5 Financial Mistakes Early Startups Tend To Make And How To Avoid Them

Posted on Apr 24 2015 - 7:02am by Andrew Lisa


Going into business for yourself might be the biggest undertaking of your life. But like anything worth doing, it will be difficult, and there will be mistakes along the way. Every business is different, but from tech startups to arts-and-crafts stores, every new venture has similarities – and can fall victim to the same mistakes. Follow this guide to making sure your ambition doesn’t outweigh your success.

Don’t Count Your Chickens

As discussed in “Top 3 Financial Mistakes Young Professionals Make,” one of the worst things a startup can do is operate under the presumption that they’ll make more money next year. When you budget for what you hope you’ll make next year, you’re not spending with what you actually have this year. Next year’s projections may be fantastic, but they are just projections. Work with what you have, not with what you want.

Be aware that it usually takes more time than expected to get income coming in through the door. Ensure that you can survive for at least the first year without significant income and watch your “burn rate” like a hawk.

Marketing: Go Big Early

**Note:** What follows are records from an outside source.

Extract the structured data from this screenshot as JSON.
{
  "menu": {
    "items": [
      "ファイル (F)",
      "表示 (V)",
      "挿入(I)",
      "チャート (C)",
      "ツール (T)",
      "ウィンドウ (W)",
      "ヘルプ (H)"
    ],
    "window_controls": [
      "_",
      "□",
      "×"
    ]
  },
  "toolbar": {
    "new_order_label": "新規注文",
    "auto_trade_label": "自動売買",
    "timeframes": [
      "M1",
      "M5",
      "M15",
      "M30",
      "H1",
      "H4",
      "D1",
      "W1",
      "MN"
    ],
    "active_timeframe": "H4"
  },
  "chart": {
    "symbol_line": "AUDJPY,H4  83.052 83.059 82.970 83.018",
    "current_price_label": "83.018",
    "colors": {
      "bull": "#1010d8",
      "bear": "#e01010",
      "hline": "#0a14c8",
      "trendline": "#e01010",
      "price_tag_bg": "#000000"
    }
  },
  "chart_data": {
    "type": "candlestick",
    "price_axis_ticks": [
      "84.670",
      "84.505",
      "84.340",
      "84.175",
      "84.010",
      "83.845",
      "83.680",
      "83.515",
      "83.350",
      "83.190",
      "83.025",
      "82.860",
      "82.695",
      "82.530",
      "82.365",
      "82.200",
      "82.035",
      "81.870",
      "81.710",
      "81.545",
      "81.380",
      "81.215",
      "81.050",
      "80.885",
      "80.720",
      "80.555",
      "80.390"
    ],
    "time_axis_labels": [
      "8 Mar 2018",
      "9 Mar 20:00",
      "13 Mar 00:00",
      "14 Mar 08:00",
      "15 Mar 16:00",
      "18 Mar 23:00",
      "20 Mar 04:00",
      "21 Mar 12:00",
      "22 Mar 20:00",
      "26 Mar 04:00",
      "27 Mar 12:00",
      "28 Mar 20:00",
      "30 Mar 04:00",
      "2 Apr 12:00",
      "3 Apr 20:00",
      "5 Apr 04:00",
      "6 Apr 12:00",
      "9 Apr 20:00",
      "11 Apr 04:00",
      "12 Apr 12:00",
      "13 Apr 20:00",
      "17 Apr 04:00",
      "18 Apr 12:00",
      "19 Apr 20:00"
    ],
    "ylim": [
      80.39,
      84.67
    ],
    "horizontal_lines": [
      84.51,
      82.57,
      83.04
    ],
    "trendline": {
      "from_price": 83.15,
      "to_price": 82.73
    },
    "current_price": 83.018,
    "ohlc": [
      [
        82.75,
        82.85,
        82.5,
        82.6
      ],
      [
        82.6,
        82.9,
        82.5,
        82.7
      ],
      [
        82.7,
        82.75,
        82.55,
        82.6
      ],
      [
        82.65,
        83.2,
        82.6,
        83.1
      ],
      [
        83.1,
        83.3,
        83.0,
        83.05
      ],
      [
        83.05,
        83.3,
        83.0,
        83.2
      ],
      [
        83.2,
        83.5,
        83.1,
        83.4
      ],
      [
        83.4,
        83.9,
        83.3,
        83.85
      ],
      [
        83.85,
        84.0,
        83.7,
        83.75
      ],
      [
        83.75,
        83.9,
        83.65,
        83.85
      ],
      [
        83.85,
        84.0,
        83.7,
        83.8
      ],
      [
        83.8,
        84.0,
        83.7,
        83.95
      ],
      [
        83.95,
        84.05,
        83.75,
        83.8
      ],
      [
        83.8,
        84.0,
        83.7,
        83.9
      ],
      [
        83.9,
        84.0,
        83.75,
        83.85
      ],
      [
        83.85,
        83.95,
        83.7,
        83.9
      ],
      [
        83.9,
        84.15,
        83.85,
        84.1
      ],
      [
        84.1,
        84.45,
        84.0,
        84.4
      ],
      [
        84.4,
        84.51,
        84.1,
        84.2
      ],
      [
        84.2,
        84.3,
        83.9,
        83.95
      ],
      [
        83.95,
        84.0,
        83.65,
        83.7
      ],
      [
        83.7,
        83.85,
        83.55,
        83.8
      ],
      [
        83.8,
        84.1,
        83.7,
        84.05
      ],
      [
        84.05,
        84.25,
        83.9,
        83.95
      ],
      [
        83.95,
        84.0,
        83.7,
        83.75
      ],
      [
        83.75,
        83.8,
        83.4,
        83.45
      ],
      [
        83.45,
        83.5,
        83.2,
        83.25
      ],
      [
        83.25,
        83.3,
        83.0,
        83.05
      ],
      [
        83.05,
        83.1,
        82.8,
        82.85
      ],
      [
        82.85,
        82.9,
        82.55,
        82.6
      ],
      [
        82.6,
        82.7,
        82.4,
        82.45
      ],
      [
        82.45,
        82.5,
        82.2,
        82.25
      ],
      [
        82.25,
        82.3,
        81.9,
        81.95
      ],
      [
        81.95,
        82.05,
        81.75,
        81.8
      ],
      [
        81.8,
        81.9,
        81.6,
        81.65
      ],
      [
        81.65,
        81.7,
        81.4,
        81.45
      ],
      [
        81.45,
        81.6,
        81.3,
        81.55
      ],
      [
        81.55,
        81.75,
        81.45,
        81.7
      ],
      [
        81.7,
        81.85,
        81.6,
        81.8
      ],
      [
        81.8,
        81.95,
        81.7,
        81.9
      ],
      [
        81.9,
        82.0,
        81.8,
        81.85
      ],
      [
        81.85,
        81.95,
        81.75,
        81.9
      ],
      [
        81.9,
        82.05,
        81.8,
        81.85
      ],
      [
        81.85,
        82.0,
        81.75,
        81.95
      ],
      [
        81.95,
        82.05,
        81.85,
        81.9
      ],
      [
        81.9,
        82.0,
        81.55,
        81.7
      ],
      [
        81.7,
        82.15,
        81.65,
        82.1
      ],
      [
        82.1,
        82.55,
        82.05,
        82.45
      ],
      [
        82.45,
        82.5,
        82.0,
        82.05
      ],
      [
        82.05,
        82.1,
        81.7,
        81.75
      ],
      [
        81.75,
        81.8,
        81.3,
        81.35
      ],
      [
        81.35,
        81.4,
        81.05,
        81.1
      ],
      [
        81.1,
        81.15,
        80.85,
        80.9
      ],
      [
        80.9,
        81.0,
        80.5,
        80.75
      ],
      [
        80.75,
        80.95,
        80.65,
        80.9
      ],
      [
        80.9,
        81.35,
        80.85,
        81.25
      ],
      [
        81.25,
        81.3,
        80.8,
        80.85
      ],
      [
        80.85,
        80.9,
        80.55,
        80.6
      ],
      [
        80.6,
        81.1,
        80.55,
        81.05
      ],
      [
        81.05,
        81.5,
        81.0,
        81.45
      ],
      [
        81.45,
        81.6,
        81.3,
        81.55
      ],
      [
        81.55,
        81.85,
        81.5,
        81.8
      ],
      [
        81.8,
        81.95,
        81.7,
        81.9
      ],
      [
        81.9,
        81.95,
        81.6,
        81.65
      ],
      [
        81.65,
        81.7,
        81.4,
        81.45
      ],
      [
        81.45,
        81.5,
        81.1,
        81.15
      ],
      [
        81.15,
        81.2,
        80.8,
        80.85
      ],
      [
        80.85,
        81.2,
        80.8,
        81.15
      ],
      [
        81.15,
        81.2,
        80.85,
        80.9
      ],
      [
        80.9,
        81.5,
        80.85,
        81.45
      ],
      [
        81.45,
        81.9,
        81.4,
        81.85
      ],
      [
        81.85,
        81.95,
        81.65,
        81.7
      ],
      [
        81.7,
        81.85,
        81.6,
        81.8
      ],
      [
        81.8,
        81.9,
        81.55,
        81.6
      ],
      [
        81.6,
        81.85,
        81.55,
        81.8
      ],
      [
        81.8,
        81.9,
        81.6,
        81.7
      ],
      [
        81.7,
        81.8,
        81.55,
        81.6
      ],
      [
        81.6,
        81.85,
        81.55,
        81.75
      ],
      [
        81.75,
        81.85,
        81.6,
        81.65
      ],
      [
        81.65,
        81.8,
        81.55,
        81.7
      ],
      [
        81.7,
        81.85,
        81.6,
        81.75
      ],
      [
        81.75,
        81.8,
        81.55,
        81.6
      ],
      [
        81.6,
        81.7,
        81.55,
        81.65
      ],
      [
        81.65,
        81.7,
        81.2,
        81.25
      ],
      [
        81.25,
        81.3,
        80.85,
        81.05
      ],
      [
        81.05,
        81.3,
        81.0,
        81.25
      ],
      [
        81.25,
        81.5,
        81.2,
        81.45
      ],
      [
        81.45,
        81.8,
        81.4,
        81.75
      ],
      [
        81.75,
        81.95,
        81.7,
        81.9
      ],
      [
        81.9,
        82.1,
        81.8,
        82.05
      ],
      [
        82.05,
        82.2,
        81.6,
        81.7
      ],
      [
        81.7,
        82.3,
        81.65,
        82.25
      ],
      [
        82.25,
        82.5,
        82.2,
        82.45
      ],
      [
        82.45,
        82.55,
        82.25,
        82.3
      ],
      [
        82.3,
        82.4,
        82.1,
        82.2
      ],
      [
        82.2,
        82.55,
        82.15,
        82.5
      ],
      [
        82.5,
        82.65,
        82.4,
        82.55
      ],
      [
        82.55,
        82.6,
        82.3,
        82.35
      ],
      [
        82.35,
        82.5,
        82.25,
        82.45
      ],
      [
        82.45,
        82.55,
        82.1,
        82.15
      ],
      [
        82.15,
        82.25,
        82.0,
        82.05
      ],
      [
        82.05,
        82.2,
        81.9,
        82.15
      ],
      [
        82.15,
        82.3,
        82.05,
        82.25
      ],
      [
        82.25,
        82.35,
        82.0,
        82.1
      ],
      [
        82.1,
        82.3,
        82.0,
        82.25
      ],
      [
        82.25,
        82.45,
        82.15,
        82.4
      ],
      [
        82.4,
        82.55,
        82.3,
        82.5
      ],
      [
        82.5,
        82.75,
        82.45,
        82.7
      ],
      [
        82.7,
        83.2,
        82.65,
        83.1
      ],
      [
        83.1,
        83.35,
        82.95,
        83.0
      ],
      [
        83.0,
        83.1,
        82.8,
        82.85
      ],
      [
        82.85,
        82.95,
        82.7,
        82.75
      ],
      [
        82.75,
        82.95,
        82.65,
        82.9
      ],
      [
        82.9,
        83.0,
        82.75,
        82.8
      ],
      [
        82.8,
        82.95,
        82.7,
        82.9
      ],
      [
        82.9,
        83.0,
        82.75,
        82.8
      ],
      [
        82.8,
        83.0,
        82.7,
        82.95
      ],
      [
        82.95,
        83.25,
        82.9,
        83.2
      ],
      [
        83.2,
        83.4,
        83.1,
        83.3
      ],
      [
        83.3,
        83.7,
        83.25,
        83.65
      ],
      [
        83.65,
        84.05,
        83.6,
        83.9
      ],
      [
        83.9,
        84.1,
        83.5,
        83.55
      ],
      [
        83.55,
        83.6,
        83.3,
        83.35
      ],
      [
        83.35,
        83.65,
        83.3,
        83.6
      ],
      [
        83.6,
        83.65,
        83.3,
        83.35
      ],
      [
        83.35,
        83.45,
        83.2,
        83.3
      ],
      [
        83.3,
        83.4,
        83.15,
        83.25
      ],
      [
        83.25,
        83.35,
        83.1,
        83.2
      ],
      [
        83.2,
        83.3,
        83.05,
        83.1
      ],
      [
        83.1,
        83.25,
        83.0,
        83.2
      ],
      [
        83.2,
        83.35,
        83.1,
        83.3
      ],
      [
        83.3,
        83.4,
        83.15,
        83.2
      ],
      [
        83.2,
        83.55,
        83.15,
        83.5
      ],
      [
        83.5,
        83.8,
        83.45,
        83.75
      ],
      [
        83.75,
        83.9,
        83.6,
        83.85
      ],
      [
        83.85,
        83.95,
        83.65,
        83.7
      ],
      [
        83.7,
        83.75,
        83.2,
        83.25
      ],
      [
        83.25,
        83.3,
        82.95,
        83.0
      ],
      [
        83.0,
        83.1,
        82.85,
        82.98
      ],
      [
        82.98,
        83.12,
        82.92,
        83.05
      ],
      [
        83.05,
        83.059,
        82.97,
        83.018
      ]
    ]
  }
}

For young businesses without an established brand or customer base, it’s important to spend as much money as possible up front. Most businesses spend fewer than 5 percent of their budget on marketing once they’re established. But in the crucial first three years, some of the most successful businesses in the world spend one fifth of their budget – that’s a full 20 percent – on marketing. Before the world knows who you are, let them know you exist by boosting your public profile.

Startup marketing has evolved into a specialized field with agencies whose sole focus is restricted to working with startups. If you need help, this may be the route to follow. You’ll be dealing with people who understand the unique needs of small businesses with limited cash flow.

Don’t Sell Your Idea

When young businesses are, well, young, they’re hungry for success – but success must start with investment. When pitching ideas to investors, small businesses put their best foot forward. They let the money guys know that they have a stake in the business’s future. But that doesn’t mean that venture capitalists – or anyone else – own the startup’s message, plan or vision. Your business needs seed money, but once it stops being your business, you may as well have never gotten into business in the first place.

People that can bring additional skills and connections are often more important than money. You’re better off forging partnerships with people who buy into your vision, rather than those who offer the biggest check.

Don’t Hire Too Quickly

Shopping for employees is like shopping for shoes – if you buy the first pair you like, chances are you’re going to walk past another shoe store later in the day that you wish you had waited. You want to get your business startup going; you want to get things up and running. Fine. But it’s imperative to go through a lengthy vetting process to make sure the people who are going to actually run that business startup are the best people possible. Great employees will wait for a great job – don’t jump the gun.

From tech startups to retail operations, every business is different. But when it comes to mistakes that can sink an enterprise, new business endeavors have a lot in common. It’s easy to get caught up in the common pitfalls that drag so many businesses down, but if an entrepreneur knows the warning signs, those traps are much easier to avoid.

About the Author

Andrew Lisa is a freelance writer living in Los Angeles. He writes about small business management and offers budget help and software reviews.